The leprosarium at Carville, located in an isolated bend in the Mississippi River between New Orleans and Baton Rouge, was founded in 1894 in a bold move by the State of Louisiana on the site of an old sugar plantation. The hospital was first known as the Louisiana Leper Home, and its first resident staff consisted of a band of intrepid Daughters of Charity recruited from Emmitsburg, Maryland, who functioned as doctors, administrators, nurses, technicians, therapists, pharmacists, researchers, dieticians, mechanics, maintenance workers and political advocates for the hospital and its patients.
The Daughters of Charity, who staffed the hospital for over one hundred years, were founded in the Seventeenth Century by St. Vincent de Paul and St. Louise de Marillac. Their motherhouse is in Paris, France. Their vows of charity, poverty, obedience and service to the poor are renewed by these dedicated sisters annually. Their first contract with the State of Louisiana was entered into in 1896 and, although it provided no salary for the sisters, did allow for some payment of expenses by the State. Upon arrival in 1896, the first four Daughters of Charity faced tremendous obstacles to the building of a first-class hospital, including the terribly dilapidated, vermin-infested condition of Indian Camp Plantation and its almost total inaccessibility to supplies and communication with the outside world.
The sisters, however, overcame the odds and provided excellent care for the patients, both spiritually and physically. Their faith allowed them to take each day as it came and make the best of them all, establishing a farm, cold storage plant, generator for electrical power, and clinics for men and women. In addition, they constructed covered walkways to facilitate travel between buildings in the swampy land upon which the hospital facility was built. The sisters insisted on Christian burial for all patients in the Carville cemetery, and some were buried there alongside of the patients they so heroically served.

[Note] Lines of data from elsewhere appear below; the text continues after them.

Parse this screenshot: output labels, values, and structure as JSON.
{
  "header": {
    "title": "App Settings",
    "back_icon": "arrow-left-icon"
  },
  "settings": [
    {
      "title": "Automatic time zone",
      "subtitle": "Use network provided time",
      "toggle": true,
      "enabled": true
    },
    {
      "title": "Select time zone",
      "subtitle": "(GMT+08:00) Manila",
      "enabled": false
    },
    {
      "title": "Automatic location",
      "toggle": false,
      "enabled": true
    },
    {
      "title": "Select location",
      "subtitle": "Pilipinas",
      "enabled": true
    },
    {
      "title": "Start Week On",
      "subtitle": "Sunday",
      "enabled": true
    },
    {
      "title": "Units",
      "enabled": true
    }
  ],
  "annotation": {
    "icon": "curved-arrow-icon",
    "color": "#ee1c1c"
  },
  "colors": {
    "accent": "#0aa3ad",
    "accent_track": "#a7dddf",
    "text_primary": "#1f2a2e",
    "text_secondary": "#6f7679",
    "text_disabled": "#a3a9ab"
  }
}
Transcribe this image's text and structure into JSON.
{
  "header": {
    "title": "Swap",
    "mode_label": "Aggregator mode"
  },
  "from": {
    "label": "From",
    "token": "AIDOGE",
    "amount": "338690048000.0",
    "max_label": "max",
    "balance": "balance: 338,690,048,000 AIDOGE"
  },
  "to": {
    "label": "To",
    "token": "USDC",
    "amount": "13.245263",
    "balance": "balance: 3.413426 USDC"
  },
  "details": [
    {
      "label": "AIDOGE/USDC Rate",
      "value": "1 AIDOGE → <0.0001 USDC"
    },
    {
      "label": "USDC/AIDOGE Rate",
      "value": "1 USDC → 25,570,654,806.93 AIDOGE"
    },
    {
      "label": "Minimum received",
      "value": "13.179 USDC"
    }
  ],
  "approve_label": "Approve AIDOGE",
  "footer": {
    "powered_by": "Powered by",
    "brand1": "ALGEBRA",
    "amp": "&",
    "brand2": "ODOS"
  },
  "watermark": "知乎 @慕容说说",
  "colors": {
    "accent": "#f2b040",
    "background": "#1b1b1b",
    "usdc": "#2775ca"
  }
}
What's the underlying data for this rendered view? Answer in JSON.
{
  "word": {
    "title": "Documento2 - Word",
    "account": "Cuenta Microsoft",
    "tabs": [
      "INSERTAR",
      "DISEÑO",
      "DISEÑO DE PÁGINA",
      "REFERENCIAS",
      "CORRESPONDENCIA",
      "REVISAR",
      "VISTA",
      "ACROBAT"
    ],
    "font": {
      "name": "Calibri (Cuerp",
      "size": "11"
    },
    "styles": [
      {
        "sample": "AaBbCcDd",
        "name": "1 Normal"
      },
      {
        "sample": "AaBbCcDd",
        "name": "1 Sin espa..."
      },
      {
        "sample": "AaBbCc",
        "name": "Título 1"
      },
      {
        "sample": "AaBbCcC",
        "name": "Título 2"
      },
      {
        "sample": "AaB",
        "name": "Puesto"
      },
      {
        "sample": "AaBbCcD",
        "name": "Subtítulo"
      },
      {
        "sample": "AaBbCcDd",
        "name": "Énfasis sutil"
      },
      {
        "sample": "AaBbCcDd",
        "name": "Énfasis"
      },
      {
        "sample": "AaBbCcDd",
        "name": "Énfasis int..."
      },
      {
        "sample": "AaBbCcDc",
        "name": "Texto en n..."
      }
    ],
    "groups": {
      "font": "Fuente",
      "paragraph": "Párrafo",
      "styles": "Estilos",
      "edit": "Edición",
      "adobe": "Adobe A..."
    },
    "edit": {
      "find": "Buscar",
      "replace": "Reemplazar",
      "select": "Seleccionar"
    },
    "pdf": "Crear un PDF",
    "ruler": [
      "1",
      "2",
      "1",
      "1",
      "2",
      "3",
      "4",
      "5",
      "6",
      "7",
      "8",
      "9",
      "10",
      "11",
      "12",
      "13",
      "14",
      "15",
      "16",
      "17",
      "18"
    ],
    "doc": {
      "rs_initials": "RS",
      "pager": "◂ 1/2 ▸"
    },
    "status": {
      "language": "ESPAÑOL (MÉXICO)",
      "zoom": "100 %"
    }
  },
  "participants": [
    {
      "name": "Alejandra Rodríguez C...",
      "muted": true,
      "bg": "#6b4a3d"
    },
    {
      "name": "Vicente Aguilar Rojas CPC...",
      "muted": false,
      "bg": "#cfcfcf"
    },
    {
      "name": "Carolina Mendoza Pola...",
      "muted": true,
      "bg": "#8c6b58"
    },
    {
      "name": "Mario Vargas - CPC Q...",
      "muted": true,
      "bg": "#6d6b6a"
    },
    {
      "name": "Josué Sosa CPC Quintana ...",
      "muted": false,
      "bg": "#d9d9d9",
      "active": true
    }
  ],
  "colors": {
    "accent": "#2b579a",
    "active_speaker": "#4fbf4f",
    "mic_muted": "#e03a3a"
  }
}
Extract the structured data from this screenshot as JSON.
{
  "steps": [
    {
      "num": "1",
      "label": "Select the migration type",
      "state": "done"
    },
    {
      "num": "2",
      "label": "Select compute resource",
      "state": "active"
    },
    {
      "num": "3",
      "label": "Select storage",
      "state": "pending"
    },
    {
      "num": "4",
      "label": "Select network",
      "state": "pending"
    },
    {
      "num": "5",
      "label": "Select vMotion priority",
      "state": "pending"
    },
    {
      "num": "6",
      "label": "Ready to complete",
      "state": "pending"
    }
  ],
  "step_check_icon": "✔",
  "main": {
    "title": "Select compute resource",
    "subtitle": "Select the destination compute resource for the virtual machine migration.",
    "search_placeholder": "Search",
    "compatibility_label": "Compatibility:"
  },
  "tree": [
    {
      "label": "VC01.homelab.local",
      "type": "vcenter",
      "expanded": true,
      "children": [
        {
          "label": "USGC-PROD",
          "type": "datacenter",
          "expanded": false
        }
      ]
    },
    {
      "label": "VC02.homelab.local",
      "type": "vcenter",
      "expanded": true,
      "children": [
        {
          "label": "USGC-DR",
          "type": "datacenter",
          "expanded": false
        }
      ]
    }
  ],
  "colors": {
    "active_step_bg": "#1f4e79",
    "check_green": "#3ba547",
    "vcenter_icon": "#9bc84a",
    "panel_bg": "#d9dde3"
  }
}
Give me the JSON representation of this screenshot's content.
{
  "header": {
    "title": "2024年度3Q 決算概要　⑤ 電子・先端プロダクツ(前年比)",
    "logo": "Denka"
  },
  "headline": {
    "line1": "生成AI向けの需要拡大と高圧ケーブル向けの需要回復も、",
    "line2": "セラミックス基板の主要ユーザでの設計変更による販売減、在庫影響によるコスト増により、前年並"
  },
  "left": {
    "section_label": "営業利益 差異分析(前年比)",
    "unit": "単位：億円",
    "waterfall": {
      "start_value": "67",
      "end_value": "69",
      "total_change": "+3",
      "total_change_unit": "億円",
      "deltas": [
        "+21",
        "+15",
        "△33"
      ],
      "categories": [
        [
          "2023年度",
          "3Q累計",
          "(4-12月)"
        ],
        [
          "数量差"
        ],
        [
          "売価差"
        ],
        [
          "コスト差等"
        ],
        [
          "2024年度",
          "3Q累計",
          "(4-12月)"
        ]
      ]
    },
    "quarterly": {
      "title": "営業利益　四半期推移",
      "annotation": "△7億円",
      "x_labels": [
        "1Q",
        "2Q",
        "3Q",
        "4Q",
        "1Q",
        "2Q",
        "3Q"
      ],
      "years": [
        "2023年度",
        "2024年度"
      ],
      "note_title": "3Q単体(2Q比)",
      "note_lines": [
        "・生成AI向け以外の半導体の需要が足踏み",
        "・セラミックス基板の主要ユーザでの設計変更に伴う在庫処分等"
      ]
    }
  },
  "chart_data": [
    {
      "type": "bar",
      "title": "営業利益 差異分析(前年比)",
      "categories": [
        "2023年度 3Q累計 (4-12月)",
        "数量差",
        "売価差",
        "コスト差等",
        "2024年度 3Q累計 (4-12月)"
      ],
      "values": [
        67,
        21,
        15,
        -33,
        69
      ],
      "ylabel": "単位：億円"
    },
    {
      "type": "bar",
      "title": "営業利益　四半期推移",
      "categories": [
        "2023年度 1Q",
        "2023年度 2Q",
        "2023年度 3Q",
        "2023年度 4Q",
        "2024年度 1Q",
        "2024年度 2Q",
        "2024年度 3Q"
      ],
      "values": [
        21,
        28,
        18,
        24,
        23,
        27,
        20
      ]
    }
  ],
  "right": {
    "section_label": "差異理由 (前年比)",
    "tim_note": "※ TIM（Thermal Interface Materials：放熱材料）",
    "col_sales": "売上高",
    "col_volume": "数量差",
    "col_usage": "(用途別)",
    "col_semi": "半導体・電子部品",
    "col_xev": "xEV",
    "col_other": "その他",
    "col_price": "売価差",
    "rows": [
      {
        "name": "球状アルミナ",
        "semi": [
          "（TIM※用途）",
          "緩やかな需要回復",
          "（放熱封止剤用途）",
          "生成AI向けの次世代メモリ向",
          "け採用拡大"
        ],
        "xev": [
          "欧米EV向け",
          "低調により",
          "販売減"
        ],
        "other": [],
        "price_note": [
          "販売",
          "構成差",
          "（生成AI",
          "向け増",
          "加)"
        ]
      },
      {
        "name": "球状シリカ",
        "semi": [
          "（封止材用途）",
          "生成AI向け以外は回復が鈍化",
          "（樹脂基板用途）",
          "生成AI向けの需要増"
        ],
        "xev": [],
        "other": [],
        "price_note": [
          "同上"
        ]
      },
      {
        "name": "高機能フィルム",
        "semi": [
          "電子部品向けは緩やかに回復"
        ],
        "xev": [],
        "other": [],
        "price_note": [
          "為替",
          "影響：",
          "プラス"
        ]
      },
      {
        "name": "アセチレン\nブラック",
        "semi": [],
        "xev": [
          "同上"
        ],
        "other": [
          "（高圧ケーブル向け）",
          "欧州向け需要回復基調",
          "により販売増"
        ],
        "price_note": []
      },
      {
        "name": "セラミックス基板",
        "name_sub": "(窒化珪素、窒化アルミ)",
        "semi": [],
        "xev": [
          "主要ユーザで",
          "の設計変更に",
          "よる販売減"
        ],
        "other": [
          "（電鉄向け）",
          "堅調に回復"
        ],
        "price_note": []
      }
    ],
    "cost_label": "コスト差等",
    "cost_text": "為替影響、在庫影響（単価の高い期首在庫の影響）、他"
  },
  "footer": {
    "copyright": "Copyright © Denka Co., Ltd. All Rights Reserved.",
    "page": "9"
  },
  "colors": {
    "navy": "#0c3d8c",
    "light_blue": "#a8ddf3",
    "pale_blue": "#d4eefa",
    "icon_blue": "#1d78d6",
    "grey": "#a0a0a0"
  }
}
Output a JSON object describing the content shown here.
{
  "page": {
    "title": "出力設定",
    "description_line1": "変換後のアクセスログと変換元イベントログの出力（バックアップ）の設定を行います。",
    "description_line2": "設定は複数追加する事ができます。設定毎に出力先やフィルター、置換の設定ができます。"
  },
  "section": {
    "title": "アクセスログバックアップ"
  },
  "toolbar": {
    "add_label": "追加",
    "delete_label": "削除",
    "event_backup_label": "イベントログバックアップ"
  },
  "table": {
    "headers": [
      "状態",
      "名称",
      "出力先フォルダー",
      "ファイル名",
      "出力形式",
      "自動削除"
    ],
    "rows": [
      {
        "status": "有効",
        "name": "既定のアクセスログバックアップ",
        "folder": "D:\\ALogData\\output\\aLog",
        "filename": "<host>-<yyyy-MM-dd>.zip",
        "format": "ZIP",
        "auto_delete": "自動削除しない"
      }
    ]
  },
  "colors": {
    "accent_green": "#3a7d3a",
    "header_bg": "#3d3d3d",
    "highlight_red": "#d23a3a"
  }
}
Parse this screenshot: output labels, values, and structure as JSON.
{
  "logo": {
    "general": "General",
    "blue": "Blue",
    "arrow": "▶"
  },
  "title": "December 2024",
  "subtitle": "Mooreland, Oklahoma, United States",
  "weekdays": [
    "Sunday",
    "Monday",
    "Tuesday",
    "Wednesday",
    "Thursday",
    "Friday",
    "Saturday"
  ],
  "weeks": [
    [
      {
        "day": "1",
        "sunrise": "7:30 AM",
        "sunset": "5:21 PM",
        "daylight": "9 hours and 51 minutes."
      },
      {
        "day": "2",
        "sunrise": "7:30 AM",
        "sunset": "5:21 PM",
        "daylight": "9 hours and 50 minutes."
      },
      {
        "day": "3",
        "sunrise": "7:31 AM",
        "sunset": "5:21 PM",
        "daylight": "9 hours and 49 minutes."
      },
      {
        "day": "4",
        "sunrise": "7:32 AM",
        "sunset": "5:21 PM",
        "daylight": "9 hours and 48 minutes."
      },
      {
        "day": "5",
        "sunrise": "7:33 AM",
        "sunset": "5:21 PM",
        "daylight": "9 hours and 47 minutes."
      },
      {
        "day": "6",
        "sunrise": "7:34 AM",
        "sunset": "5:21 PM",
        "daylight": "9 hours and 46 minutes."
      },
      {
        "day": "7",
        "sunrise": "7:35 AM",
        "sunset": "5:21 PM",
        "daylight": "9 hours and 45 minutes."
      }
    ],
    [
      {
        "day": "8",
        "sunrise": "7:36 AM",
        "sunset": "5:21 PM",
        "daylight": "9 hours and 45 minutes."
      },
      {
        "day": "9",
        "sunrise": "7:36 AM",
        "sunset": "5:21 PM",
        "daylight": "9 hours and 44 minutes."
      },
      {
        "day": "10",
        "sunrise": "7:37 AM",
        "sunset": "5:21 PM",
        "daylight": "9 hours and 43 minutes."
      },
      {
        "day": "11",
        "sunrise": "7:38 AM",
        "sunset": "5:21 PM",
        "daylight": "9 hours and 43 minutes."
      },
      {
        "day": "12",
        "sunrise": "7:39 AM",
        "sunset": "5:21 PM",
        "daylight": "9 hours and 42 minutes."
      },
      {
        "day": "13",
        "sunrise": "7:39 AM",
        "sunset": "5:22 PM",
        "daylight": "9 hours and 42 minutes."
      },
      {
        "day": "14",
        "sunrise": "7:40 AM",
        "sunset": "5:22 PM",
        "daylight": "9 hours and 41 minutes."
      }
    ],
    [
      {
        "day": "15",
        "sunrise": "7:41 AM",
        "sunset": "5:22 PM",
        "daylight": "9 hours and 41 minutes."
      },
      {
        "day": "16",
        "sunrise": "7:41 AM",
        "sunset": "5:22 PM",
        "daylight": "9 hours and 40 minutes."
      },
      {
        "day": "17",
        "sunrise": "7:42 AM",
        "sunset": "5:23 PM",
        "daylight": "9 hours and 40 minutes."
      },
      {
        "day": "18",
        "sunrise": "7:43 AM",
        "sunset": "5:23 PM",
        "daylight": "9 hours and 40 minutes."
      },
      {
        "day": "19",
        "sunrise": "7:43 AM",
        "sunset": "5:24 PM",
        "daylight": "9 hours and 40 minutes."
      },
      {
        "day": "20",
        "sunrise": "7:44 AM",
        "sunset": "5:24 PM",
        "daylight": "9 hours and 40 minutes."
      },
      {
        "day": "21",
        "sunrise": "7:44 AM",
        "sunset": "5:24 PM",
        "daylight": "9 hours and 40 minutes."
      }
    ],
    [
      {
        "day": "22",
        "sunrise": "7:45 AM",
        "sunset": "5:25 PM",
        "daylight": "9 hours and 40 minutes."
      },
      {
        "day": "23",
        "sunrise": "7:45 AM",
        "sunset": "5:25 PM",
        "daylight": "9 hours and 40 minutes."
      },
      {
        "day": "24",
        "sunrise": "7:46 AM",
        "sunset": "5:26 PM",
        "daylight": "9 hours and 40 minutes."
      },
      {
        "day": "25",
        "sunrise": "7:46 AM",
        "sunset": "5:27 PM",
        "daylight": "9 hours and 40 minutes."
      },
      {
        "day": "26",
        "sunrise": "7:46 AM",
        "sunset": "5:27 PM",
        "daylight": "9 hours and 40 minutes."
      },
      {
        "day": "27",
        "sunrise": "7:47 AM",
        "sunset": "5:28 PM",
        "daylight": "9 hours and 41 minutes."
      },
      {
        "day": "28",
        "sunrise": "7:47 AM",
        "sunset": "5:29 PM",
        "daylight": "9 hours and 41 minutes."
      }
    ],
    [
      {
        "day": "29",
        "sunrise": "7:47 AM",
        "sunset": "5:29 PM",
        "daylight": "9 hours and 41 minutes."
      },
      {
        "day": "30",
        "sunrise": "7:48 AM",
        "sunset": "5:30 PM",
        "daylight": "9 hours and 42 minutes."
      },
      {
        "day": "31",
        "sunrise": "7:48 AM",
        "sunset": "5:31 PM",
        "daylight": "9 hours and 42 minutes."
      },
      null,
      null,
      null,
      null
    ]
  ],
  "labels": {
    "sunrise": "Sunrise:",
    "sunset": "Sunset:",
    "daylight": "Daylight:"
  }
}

In addition to their duties at the hospital and laboratories, the sisters actively campaigned against the predominant social prejudice against leprosy. And they worked tirelessly for a cure of the dreaded disease. In 1921, primarily through the prodding of New Orleans dermatologist Isadore Dyer and Louisiana’s U.S. Senator Joseph E. Ransdell, champion of public health, the institution became a Public Health Hospital formally known as U.S. Marine Hospital No. 66, the National Leprosarium of the United States. The contributions of the Daughters of Charity assisted in a breakthrough discovery in the 1940s that forever changed the lives of Carville residents as well as the facility itself, when, after uncountable experiments, staff doctor Guy Faget discovered and demonstrated a veritable cure for Hansen’s Disease. This cure, the control of leprosy with sulfone druge, soon became known as the “Miracle of Carville” and has brought fame to Carville for its role in the control of one of history’s most dreaded diseases. After the first successful findings, a host of doctors, nurses, patients and volunteers began a remarkable program of education and public information designed to put to rest the association of the disease with the outcasts of Biblical leprosy. The hospital’s research in Hansen’s disease classification, microbiology and disease-related eye and limb complications were the finest to be found anywhere.
In 1981, regional Hansen’s disease clinics were established to provide outpatient care to patients with leprosy, and the population at Carville was greatly reduced. Patients who lived at Carville were, however, given the option to remain until their death if they so chose. In 1986, the center was renamed the Gillis W. Long Hansen’s Disease Center, U.S. Public Health Service Hospital, in honor of the distinguished U.S. Congressman. It remained in Carville until 1998 when the center was relocated to Baton Rouge.
In 1996, the National Hansen’s Disease Museum was opened on the site. This museum houses artifacts and information about the residents at Carville, both patients and Daughters of Charity, the disease of leprosy and its control, and other related artifacts and information. In 1999, the U.S. government returned title of the lands at Carville back to the State of Louisiana which operates a Louisiana National Guard Youth Challenge Program on the site. Two Daughters of Charity remained at Carville until 2005.
For nearly a century, the Carville hospital complex was like a small village, containing not only residential, medical and research facilities but also a store, a theater, a golf course, a jail and churches. Masses are still celebrated at Sacred Heart Catholic Chapel, the second Catholic chapel to be built on the grounds of the hospital. This chapel, designed in Mission Revival style with Romanesque details by New Orleans architects Bernard & Wogan, was completed in 1933 with funding provided by the Catholic Church Extension Society of America.
* Historical images used on this page are copyright-protected property of The National Hansen’s Disease Museum in Carville, LA and are used here for educational purposes. Please do not reuse. You can visit the National Hansen’s Disease Museum’s website at www.hrsa.gov